This is a Bonnievale wine harvest story about worms. It’s also a story about fathers and sons, long walks, and farming.
We considered reporting on the Bonnievale wine harvest. But, no matter how they’re presented, statistics on yield, climate conditions and all that just don’t go deep enough. We don’t see our wines as mechanical.
Theirs is the story of generations, of fathers who learnt the hard lessons, who handed them over to the next generation. But it’s also the story of moments that make a season. The spirit is captured in the messages. Neighbours tease each other as they work; youngsters competing over the size of the yield. Photographs fly too. A memorable one flying around our networks was a snake that had found its way into a loading bucket (it was released unharmed).
PK Uys is one of the wine farmers supplying Bonnievale Wines. “My father has farmed here at East Wandsbeck for 46 years,” he says. “I’ve been in the business with him for eight years.”
With this history, it’s no surprise they feel the very heartbeat of the land. “Our soil is mostly Karoo, but we also have loam and, nearer the river, loamy sand. Our hillsides face north to south, and we always try to plant the vineyards as such, to get sunlight on the entire vineyard throughout the day.”
Every three years, the soil at East Wandsbeck is analysed and fertilised to restore any balance upset by drought or other abnormalities.
Despite the many years, however, the farm still manages to surprise PK occasionally. “The Cabernet vineyards are under micros (irrigation) and they’re 23 years old.”
That’s a fair age for a South African vineyard and one you’d expect might decline in vigour, especially after the recent droughts. Not only did they survive, but they’re now producing good yields of premium fruit for a specific “Cabernet Sauvignon project”.
Dirk du Toit is another example. “The family has farmed here at Concordia since 1926, when my great grandfather, Danie du Toit, originally from Ouplaas, bought the land,” says Dirk.

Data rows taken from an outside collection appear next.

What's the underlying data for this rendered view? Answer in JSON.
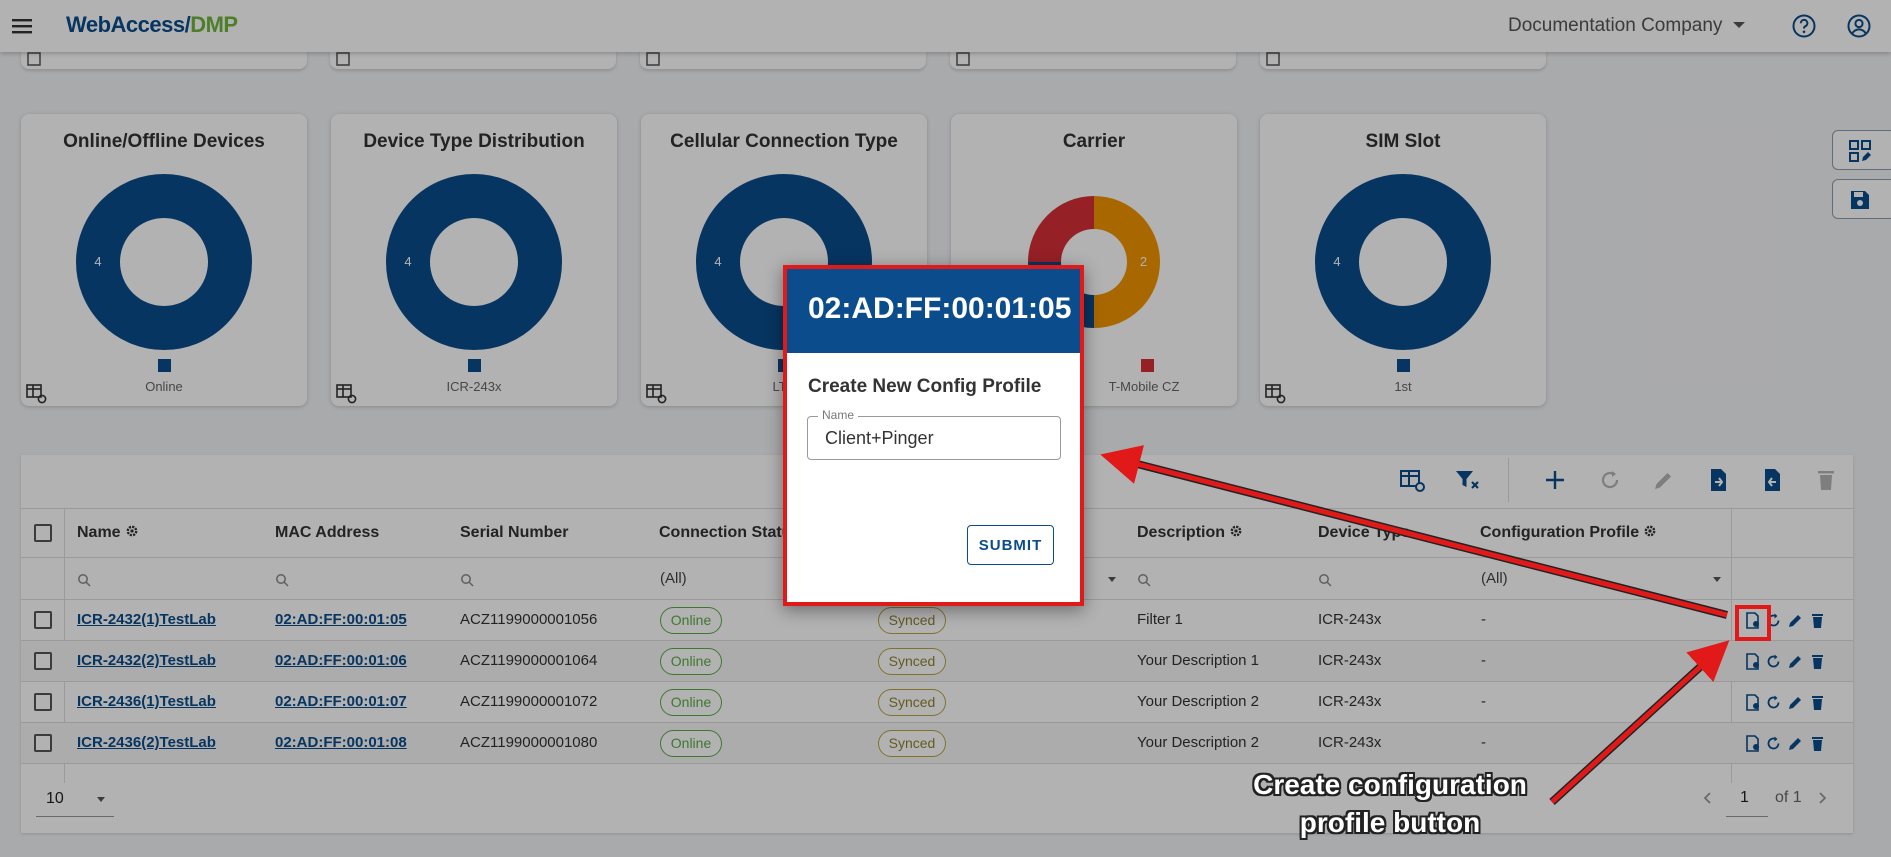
{
  "header": {
    "logo_part1": "WebAccess/",
    "logo_part2": "DMP",
    "company": "Documentation Company"
  },
  "cards": [
    {
      "title": "Online/Offline Devices",
      "legend": "Online",
      "slices": [
        {
          "label": "4",
          "value": 4,
          "color": "#0b4c8c"
        }
      ]
    },
    {
      "title": "Device Type Distribution",
      "legend": "ICR-243x",
      "slices": [
        {
          "label": "4",
          "value": 4,
          "color": "#0b4c8c"
        }
      ]
    },
    {
      "title": "Cellular Connection Type",
      "legend": "LTE",
      "slices": [
        {
          "label": "4",
          "value": 4,
          "color": "#0b4c8c"
        }
      ]
    },
    {
      "title": "Carrier",
      "legend": "T-Mobile CZ",
      "slices": [
        {
          "label": "2",
          "value": 2,
          "color": "#f29400"
        },
        {
          "label": "1",
          "value": 1,
          "color": "#0b4c8c"
        },
        {
          "label": "",
          "value": 1,
          "color": "#d62e37"
        }
      ]
    },
    {
      "title": "SIM Slot",
      "legend": "1st",
      "slices": [
        {
          "label": "4",
          "value": 4,
          "color": "#0b4c8c"
        }
      ]
    }
  ],
  "table": {
    "columns": [
      "Name",
      "MAC Address",
      "Serial Number",
      "Connection Status",
      "Description",
      "Device Type",
      "Configuration Profile"
    ],
    "filters": {
      "connection_status": "(All)",
      "configuration_profile": "(All)"
    },
    "rows": [
      {
        "name": "ICR-2432(1)TestLab",
        "mac": "02:AD:FF:00:01:05",
        "serial": "ACZ1199000001056",
        "status": "Online",
        "sync": "Synced",
        "description": "Filter 1",
        "device_type": "ICR-243x",
        "profile": "-"
      },
      {
        "name": "ICR-2432(2)TestLab",
        "mac": "02:AD:FF:00:01:06",
        "serial": "ACZ1199000001064",
        "status": "Online",
        "sync": "Synced",
        "description": "Your Description 1",
        "device_type": "ICR-243x",
        "profile": "-"
      },
      {
        "name": "ICR-2436(1)TestLab",
        "mac": "02:AD:FF:00:01:07",
        "serial": "ACZ1199000001072",
        "status": "Online",
        "sync": "Synced",
        "description": "Your Description 2",
        "device_type": "ICR-243x",
        "profile": "-"
      },
      {
        "name": "ICR-2436(2)TestLab",
        "mac": "02:AD:FF:00:01:08",
        "serial": "ACZ1199000001080",
        "status": "Online",
        "sync": "Synced",
        "description": "Your Description 2",
        "device_type": "ICR-243x",
        "profile": "-"
      }
    ]
  },
  "pager": {
    "page_size": "10",
    "page": "1",
    "of_label": "of 1"
  },
  "dialog": {
    "title": "02:AD:FF:00:01:05",
    "subtitle": "Create New Config Profile",
    "field_label": "Name",
    "field_value": "Client+Pinger",
    "submit_label": "SUBMIT"
  },
  "annotation": {
    "line1": "Create configuration",
    "line2": "profile button"
  },
  "colors": {
    "brand_blue": "#0b4c8c",
    "brand_green": "#6fb53b",
    "online": "#5cab46",
    "annotation_red": "#e11919"
  }
}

He started with ostriches and horses but later planted Concordia’s first bush vines. “My grandfather, Dirk du Toit, expanded the vineyards and started a dairy while my father, Danie, added stone fruit to the mix in the 1980s.”
Dirk’s legacy may well have been established last year, when he decided on a new approach.
“It began with a memory. My father always talked about his childhood, telling us how he’d go barefoot to the river and fish for bass. Bait was plentiful. He’d dig for earthworms among the palomino vines.
“Everything changed after weedkillers became the norm,” says Dirk. “We developed duwweltjies [a thorn weed]. The earthworms became scarce.”
Last year, Dirk and his team started to phase in a process of regenerative agriculture. “Our vision is to try and repair the soil’s biology that will provide healthy plants, thereby reducing reliance on artificial chemical inputs while generating good yields that are rich in nutrients,” he says.
The long-term view is informed by his own memories of growing up, and how many of the paths run parallel to those of the vineyards. As an example, he tells the story of his grandfather’s muscadel. “This block is 26 years old. When we were young, my father would take us into the vineyards to pick some of the crunchy berries, polished yellow by the December afternoon sun. This was followed by a fig or five from great grandfather Danie’s fig tree on the dam wall, just before the mousebirds would arrive to graze.
“We all have our own children now and this excursion became a big highlight for each of them too,” says Dirk. But dark clouds were gathering.
“When the drought arrived, oupa’s muscadel began to take strain. It looked like the end. Adding pressure on the vineyard was the highly brak soil whose effects could be kept away with supplementary irrigation that diluted the salt.
“Just in time, the rains arrived, and they were good. So good, in fact that oupa’s muscadel escaped the red list and produced its best harvest in six years!”